"I'm different now. There's no regard for maturity. For women who kill, the majority are abused terribly in their early lives. I was molested since I was six. It's my first real memory.
"I don't even tell my family anymore. Knowing I'm going to a BPH hearing gives them hope and there's no hope. My family writes to the BPH and begs for my parole. It's too painful. The BPH always denies me. They want us to pay again and again . . . lawyers, courts, fees, all of it. If you can't, oh, well. Stay in prison.
"After the [overnight] family visits were eliminated for lifers, my husband was dead, so it was harder for my family to get my kids here. My older son lives in Oregon. My younger son lives in Fresno and he brings his daughter, my little granddaughter, to see me. My son says, "Mom, if the family visits are restored, write or call immediately. We'll come."
Some prisoners, mostly short-termers, can still have family visits every six weeks. The visits are limited to two days. The inmate and visitors must buy food from the prison's canteen list except for a few extra items. For those who qualify, the visits make prison bearable.
For the California Department of Corrections and Rehabilitation to be more than Orwellian-speak, it must enact a program of true rehabilitation where more of the CDCR budget is spent on programs than on staff salaries. It must do all it can to reconnect prisoners with the larger society and to help them find their places in it. This can be done through better education, job training, and mental health programs than the ones that currently exist. Family restoration should be a top priority and family visits are a crucial element for such a goal. Limit the use of restricted custody levels (Close A and Close B) that only exist to enhance the number of staff positions and to further segregate inmates within the prison. Give us back our quarterly boxes from our families and/or friends; they sustain an important "link of love" and are much cheaper than vendor boxes for our families to assemble. Let us look like women again in all our individual permutations.
Note: The Criminal Justice Institute used CAP (the Institutional Culture Assessment Protocol), "a standardized process and instrumentation designed specifically for use in assessing a prison's culture,” to describe the CCWF work and living environments from June 6, 2005, through June 14, 2005. Its report was published January 5, 2006, by the Criminal Justice Institute, Inc., Middleton, Connecticut (860) 704-6400.
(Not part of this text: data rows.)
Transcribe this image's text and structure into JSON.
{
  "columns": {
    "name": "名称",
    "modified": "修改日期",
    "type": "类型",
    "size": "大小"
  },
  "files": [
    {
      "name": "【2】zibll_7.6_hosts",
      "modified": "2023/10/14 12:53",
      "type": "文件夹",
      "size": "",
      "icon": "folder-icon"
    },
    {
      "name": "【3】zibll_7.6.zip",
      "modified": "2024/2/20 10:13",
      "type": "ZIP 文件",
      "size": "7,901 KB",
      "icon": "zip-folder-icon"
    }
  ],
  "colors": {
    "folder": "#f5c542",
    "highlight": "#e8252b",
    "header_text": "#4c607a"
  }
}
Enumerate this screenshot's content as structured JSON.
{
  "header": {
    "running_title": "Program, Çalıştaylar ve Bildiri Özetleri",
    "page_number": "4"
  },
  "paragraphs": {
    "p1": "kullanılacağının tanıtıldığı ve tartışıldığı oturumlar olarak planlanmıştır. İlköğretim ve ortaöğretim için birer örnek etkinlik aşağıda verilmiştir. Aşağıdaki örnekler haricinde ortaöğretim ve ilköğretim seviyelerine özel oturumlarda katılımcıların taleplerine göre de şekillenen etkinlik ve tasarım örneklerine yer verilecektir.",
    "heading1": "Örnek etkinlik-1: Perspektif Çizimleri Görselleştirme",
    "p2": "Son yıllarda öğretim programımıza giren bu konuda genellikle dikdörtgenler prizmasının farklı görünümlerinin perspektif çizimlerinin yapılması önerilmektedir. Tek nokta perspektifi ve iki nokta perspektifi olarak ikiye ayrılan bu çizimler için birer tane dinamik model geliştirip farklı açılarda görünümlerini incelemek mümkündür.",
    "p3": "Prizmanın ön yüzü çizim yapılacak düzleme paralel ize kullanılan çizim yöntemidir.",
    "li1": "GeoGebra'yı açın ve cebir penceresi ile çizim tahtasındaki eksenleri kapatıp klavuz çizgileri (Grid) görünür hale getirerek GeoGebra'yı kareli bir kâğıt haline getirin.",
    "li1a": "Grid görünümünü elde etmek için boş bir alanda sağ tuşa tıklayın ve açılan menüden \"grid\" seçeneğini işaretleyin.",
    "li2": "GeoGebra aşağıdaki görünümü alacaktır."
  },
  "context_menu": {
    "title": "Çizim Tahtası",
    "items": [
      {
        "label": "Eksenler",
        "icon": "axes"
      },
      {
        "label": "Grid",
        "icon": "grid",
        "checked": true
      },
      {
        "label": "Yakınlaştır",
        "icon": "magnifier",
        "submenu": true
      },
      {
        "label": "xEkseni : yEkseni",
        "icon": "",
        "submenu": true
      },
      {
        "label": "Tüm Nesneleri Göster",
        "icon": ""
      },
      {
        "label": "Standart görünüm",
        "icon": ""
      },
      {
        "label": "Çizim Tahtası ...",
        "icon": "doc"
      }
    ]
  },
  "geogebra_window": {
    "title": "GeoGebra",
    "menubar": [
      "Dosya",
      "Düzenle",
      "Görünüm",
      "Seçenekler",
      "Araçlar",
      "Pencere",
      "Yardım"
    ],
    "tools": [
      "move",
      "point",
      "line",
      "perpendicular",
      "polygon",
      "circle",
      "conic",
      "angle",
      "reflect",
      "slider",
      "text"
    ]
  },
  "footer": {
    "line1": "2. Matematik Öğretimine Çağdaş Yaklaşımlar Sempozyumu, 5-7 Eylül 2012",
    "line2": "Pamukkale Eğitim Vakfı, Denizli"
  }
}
Sara Jane Olson is a prisoner, a mother and an activist. She is from Minnesota, where her husband and daughters still reside, transplanted to CCWF for a long - though impermanent - sojourn.